:: Task to complete ::
For the string "screenshot", search the entries below and copy every line where it appears.

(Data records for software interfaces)
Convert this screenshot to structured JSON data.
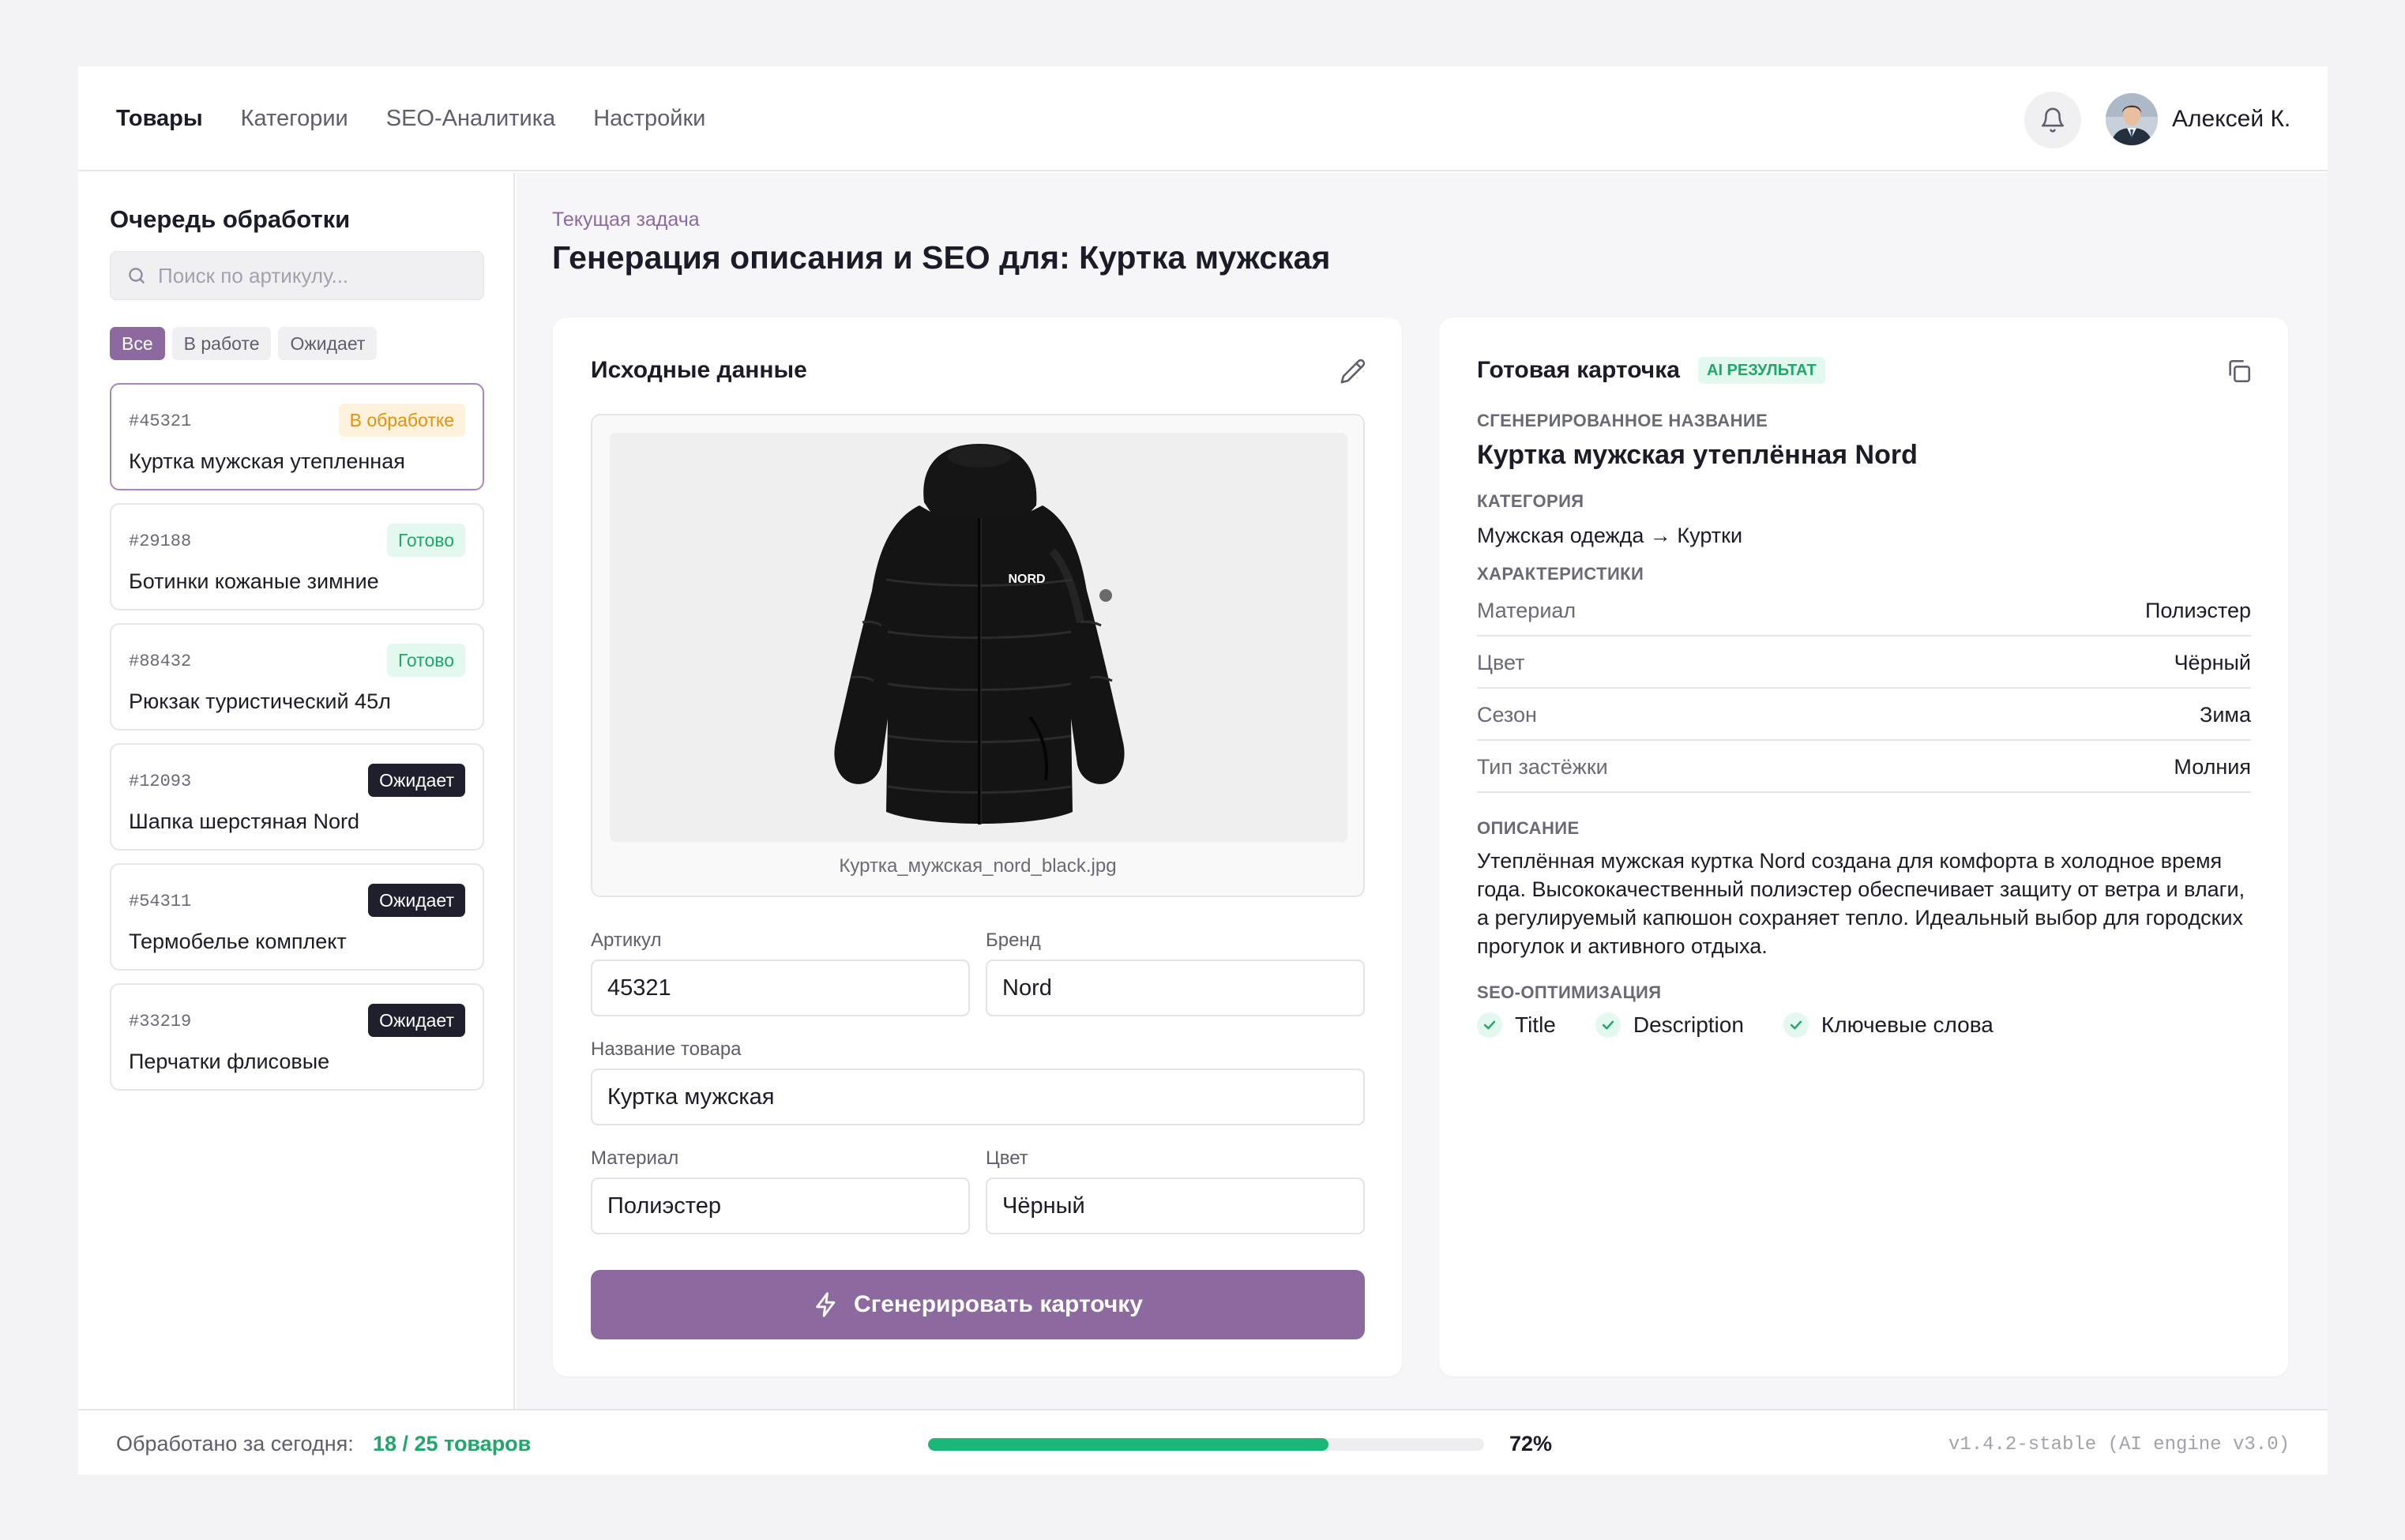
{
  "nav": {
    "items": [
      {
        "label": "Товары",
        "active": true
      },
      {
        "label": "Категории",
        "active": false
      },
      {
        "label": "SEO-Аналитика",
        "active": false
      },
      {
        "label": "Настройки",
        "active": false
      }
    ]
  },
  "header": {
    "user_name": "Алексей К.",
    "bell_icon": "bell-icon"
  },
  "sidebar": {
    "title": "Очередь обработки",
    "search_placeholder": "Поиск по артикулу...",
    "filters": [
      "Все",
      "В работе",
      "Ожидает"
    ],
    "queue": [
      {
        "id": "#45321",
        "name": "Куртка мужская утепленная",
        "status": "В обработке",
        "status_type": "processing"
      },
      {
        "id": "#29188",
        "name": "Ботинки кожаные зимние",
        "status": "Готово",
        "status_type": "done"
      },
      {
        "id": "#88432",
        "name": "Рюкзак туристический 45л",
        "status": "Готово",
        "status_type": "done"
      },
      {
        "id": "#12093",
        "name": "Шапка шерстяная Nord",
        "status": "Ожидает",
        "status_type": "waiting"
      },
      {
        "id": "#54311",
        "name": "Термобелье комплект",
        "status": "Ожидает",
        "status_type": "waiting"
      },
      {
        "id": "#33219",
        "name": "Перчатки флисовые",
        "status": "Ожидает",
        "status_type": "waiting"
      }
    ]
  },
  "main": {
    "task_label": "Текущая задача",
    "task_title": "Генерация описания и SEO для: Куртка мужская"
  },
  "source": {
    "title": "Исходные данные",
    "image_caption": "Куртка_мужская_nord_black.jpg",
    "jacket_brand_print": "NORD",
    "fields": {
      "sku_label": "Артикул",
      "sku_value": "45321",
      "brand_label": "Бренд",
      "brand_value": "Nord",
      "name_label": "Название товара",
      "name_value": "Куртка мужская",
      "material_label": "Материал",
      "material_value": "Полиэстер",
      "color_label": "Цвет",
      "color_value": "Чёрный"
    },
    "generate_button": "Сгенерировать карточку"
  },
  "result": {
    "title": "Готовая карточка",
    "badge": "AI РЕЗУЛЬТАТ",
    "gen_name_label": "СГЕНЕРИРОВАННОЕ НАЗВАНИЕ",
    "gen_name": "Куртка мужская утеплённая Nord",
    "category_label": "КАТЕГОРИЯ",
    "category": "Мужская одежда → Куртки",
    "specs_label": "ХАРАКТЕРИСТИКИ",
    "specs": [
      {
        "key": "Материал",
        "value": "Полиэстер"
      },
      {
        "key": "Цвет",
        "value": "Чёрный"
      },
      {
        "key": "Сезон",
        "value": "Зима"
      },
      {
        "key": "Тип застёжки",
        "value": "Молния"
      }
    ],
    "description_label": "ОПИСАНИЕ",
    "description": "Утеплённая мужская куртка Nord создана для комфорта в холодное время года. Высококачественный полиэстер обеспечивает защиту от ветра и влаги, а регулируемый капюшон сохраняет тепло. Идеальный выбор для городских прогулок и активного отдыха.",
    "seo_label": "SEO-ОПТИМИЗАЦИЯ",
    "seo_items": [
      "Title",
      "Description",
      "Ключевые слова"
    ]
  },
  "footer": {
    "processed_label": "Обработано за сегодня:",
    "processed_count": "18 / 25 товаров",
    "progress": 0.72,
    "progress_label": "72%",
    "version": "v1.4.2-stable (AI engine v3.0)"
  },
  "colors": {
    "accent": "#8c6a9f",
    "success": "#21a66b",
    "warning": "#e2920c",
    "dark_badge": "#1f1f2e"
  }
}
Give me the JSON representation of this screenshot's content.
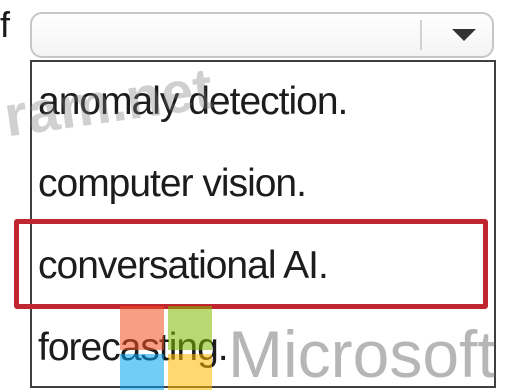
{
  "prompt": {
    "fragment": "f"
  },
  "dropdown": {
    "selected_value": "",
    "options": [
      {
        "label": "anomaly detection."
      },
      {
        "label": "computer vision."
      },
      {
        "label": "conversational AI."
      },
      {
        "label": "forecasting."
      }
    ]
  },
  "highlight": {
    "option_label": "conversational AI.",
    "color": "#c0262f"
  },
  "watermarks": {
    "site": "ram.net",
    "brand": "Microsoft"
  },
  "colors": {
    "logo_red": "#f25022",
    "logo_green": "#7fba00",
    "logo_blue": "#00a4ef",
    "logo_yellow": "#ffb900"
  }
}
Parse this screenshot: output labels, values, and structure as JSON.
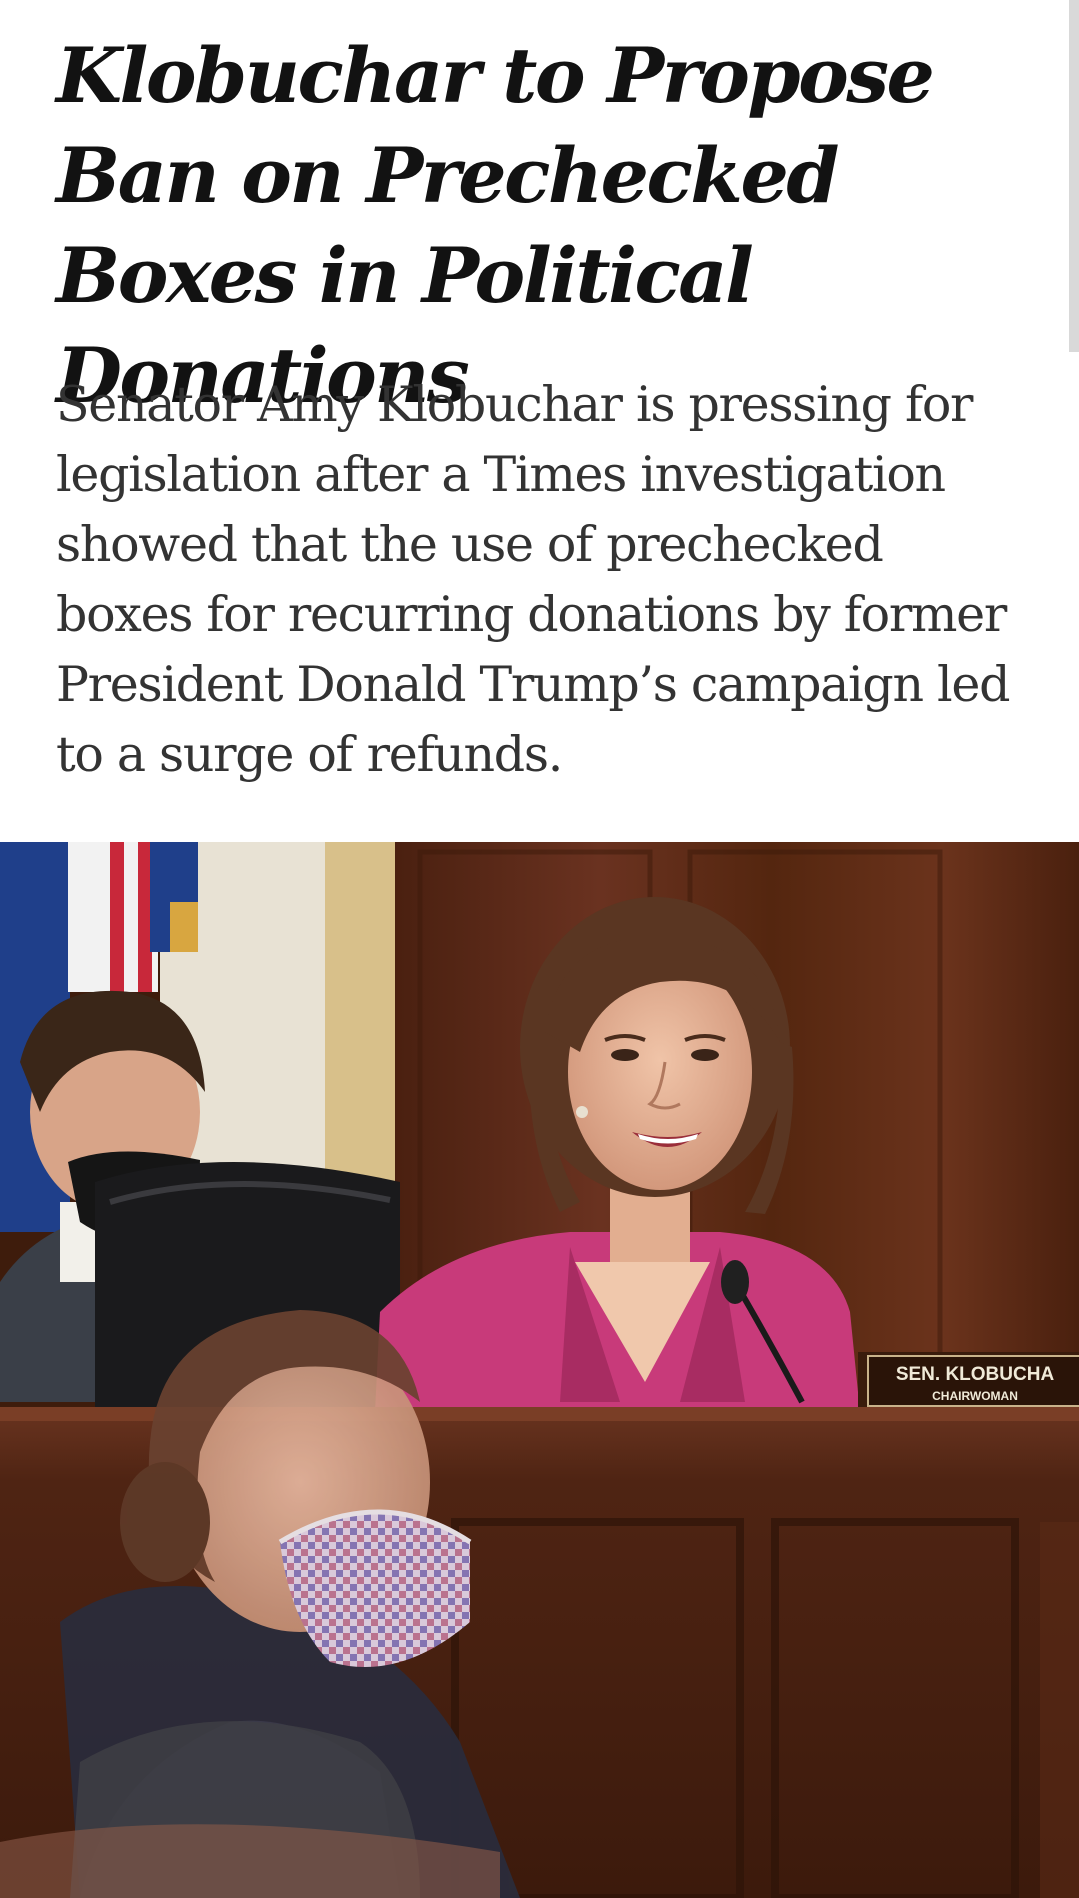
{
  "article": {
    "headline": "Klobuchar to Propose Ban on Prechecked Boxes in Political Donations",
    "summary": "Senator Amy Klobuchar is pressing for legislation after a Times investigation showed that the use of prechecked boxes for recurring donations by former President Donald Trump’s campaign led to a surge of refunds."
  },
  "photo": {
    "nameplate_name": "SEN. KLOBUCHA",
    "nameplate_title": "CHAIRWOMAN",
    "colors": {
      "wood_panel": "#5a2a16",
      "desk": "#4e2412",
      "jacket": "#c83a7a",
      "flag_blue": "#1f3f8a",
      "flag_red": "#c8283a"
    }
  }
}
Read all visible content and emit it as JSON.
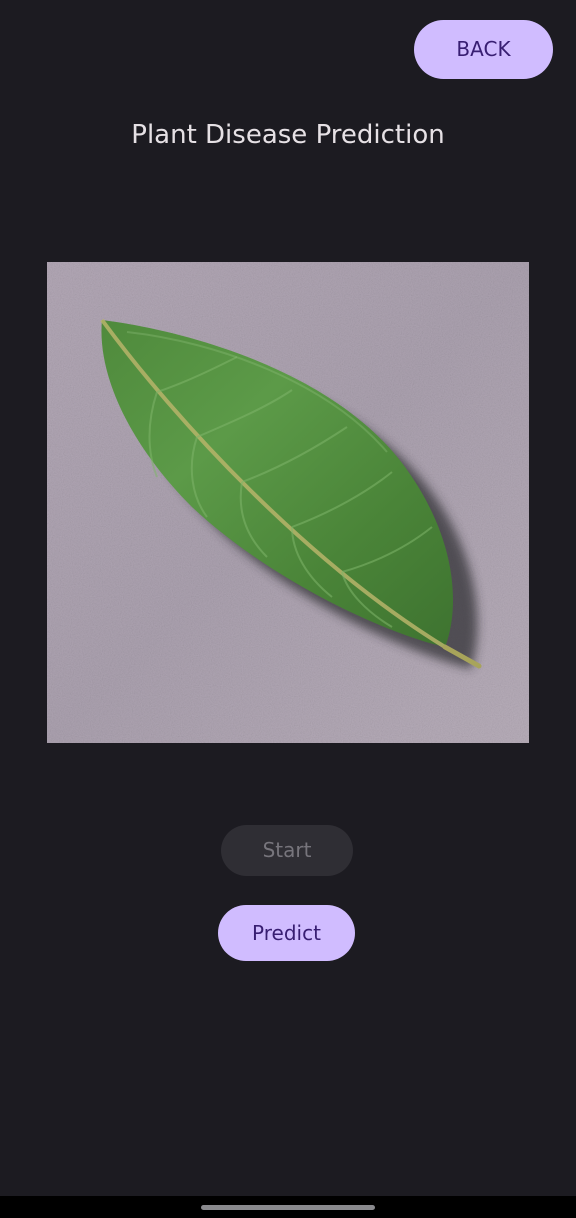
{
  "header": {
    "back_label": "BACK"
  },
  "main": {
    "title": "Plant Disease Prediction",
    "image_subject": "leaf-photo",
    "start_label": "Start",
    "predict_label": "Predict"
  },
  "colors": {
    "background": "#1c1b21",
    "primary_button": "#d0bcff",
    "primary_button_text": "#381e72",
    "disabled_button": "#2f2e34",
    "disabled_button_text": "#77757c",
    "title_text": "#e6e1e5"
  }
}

:: Answer area ::
Convert this screenshot to structured JSON data.
Give me the JSON representation of this screenshot's content.
Parse this screenshot: output labels, values, and structure as JSON.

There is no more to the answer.